Task goal - Only one number is wanted here: how many lines of the data hold "values".

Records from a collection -

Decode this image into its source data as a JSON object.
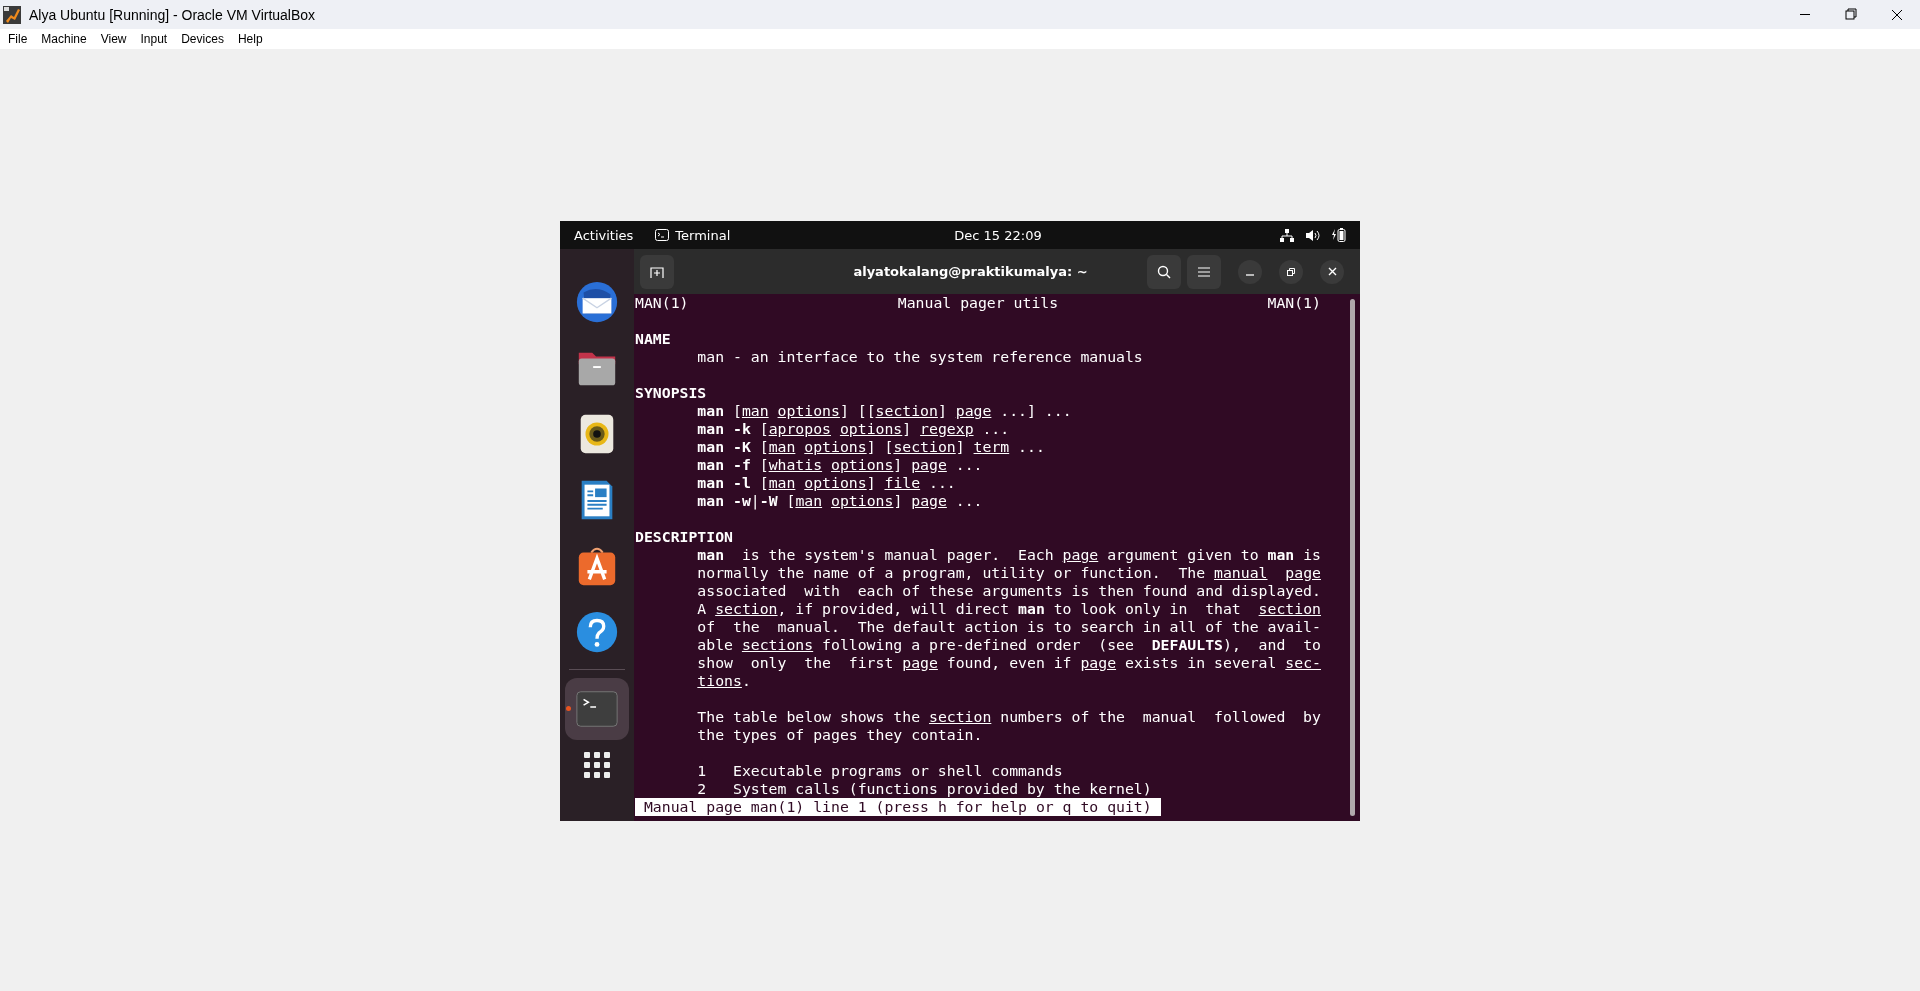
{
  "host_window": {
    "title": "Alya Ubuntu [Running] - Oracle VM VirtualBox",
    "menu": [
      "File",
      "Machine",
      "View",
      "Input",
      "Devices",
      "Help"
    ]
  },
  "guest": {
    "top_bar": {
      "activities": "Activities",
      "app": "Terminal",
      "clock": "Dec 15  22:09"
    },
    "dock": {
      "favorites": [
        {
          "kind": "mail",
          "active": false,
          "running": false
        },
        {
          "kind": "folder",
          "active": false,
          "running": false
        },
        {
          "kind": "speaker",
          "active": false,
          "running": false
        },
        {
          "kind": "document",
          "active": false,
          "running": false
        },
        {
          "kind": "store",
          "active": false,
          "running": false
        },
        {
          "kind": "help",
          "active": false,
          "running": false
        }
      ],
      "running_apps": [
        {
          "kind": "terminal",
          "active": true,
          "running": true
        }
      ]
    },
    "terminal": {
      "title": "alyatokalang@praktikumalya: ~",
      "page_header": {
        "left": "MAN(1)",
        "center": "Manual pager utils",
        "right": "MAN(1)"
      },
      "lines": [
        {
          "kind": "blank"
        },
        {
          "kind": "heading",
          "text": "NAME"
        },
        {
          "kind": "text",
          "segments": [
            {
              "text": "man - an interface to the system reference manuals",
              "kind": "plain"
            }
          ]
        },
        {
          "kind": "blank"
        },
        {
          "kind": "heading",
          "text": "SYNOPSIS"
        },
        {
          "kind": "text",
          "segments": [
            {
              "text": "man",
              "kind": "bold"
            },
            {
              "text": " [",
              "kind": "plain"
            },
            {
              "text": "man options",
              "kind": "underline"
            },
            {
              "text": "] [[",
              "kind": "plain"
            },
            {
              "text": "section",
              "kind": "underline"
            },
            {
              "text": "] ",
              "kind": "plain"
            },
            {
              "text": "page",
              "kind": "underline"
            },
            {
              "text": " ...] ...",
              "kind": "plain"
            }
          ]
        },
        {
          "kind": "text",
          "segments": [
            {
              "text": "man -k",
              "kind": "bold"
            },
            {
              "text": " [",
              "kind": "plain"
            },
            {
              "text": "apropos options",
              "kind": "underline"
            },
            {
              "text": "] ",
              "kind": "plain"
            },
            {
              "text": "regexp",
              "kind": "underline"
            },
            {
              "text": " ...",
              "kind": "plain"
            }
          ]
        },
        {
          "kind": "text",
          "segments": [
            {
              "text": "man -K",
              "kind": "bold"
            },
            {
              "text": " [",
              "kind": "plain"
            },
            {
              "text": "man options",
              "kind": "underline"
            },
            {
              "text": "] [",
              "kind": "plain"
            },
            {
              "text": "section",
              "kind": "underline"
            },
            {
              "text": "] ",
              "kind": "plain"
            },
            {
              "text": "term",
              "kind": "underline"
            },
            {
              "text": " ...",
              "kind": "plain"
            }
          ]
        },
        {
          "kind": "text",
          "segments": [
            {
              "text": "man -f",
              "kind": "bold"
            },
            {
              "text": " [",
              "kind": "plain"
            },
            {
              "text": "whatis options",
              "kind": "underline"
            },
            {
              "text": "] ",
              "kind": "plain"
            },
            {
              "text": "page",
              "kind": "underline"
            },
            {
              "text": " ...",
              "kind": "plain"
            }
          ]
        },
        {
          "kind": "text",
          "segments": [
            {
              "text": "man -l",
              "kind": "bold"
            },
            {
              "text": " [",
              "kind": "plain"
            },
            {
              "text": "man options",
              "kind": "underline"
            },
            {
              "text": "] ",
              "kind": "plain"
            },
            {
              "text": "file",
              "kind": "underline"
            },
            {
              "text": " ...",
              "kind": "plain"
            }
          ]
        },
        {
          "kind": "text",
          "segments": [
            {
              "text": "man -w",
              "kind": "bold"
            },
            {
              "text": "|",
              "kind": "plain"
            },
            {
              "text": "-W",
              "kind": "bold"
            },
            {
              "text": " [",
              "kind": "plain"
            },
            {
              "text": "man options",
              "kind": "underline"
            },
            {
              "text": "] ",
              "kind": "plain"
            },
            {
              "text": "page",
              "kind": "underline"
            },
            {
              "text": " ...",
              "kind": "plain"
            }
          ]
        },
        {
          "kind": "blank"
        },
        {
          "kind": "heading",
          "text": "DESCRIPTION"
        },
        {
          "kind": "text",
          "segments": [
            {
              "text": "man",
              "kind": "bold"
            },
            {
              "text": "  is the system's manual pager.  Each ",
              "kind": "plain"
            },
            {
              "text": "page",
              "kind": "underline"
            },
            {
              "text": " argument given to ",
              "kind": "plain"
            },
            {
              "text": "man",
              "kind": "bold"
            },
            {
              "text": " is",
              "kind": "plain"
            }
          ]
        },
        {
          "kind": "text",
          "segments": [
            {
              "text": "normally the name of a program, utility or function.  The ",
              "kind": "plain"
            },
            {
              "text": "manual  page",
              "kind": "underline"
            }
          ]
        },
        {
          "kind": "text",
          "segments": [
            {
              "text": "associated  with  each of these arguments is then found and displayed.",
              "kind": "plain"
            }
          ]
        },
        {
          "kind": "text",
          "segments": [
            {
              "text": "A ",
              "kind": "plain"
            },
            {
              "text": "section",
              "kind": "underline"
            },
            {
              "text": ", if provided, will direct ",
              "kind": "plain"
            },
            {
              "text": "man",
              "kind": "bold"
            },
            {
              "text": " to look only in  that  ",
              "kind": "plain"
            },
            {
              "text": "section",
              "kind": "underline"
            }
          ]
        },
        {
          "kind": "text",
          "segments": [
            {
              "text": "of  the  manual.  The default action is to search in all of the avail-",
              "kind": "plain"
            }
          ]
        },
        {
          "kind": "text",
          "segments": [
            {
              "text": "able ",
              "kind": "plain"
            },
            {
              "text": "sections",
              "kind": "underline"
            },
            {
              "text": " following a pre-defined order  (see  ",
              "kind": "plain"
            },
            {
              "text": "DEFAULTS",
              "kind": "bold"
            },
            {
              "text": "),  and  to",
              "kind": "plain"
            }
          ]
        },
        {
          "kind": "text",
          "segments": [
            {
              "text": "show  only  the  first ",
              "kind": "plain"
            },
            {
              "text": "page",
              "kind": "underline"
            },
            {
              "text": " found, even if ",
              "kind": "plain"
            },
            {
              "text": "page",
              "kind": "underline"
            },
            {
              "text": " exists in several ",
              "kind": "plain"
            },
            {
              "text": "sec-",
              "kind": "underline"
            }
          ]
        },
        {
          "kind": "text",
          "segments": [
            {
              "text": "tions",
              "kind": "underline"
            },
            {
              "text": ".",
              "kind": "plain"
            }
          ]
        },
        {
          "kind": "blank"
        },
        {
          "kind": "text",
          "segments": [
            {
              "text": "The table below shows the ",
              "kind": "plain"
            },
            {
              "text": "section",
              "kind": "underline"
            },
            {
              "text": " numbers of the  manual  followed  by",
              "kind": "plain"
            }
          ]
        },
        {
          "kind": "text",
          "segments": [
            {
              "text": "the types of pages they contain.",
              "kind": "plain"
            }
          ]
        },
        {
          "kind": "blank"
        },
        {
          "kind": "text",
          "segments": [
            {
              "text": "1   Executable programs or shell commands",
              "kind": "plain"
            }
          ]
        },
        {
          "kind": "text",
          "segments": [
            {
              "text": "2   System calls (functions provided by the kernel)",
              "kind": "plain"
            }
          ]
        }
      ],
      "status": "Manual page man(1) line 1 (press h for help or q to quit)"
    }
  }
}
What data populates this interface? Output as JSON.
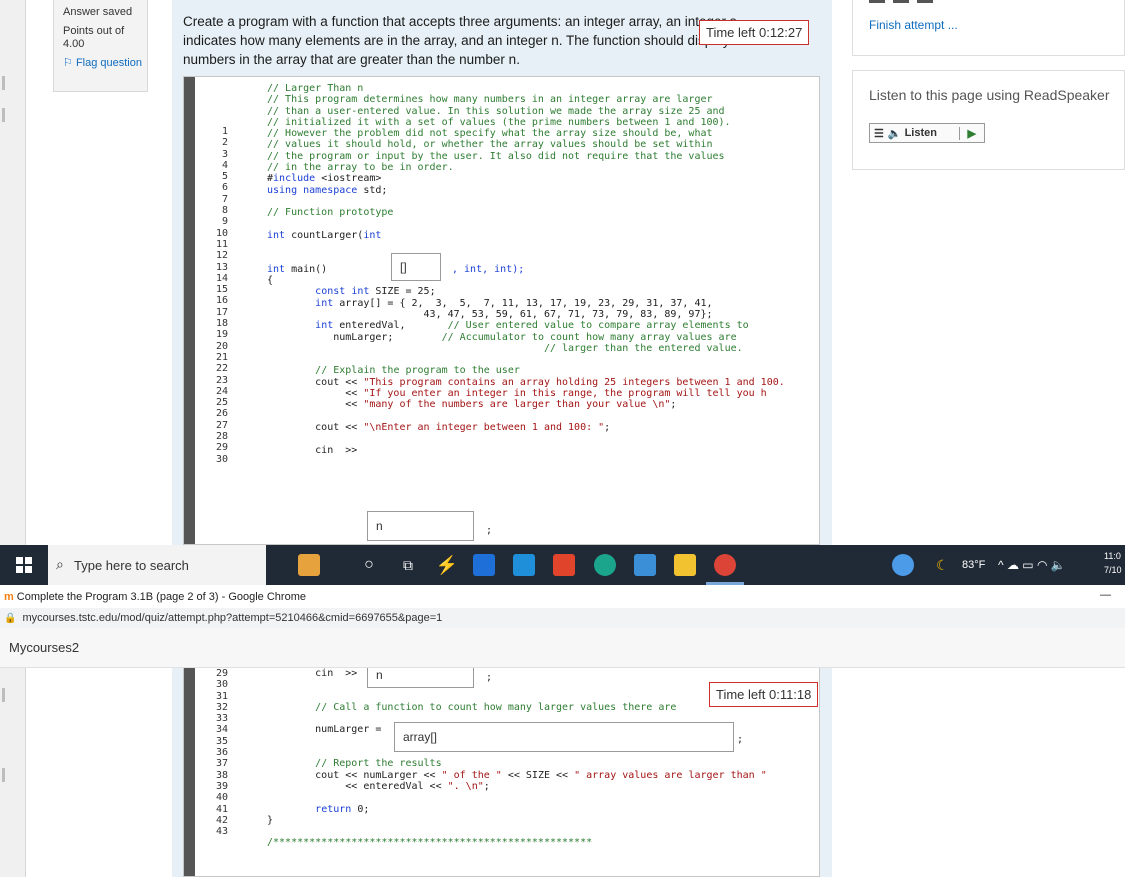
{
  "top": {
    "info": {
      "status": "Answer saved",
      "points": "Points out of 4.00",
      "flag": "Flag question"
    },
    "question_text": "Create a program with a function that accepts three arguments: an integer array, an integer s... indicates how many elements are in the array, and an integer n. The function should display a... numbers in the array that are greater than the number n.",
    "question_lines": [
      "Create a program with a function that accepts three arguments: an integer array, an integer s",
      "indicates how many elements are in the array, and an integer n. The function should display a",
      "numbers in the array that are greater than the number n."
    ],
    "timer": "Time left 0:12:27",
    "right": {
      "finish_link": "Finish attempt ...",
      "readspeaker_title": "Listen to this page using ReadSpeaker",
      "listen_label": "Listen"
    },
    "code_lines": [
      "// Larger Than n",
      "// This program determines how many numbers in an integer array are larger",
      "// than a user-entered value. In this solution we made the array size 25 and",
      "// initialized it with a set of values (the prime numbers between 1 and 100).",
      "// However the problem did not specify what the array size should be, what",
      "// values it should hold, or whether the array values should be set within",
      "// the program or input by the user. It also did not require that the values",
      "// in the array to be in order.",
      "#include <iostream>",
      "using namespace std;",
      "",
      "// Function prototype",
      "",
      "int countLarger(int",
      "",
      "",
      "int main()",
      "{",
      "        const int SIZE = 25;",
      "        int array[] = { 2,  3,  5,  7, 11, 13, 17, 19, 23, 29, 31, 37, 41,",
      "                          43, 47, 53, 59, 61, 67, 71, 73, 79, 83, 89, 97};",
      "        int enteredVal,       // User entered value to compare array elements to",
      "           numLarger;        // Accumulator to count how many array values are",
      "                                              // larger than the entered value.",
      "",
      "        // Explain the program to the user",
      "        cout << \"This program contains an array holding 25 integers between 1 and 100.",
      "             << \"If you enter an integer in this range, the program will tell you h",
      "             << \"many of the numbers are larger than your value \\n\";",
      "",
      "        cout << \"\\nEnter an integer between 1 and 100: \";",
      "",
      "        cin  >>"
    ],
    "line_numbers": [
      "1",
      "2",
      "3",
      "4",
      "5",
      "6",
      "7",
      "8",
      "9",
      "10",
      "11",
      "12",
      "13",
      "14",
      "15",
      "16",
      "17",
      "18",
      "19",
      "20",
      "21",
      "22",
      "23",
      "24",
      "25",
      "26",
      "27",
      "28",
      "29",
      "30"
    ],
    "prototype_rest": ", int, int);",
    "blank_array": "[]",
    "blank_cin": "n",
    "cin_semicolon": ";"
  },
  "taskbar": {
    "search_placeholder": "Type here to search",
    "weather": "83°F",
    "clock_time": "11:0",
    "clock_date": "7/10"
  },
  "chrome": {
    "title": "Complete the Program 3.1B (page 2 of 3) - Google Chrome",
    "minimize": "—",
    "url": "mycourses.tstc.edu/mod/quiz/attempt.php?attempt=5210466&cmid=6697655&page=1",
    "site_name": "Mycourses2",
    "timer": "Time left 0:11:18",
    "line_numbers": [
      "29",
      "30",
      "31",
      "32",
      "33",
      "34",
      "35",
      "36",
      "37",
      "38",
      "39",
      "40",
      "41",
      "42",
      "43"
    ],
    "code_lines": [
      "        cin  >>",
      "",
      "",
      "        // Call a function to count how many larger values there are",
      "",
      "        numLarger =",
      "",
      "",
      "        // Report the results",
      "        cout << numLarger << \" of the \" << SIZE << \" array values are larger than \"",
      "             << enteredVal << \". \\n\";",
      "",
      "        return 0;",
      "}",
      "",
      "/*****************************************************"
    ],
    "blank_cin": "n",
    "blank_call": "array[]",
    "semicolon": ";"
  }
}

Result of the exercise - 6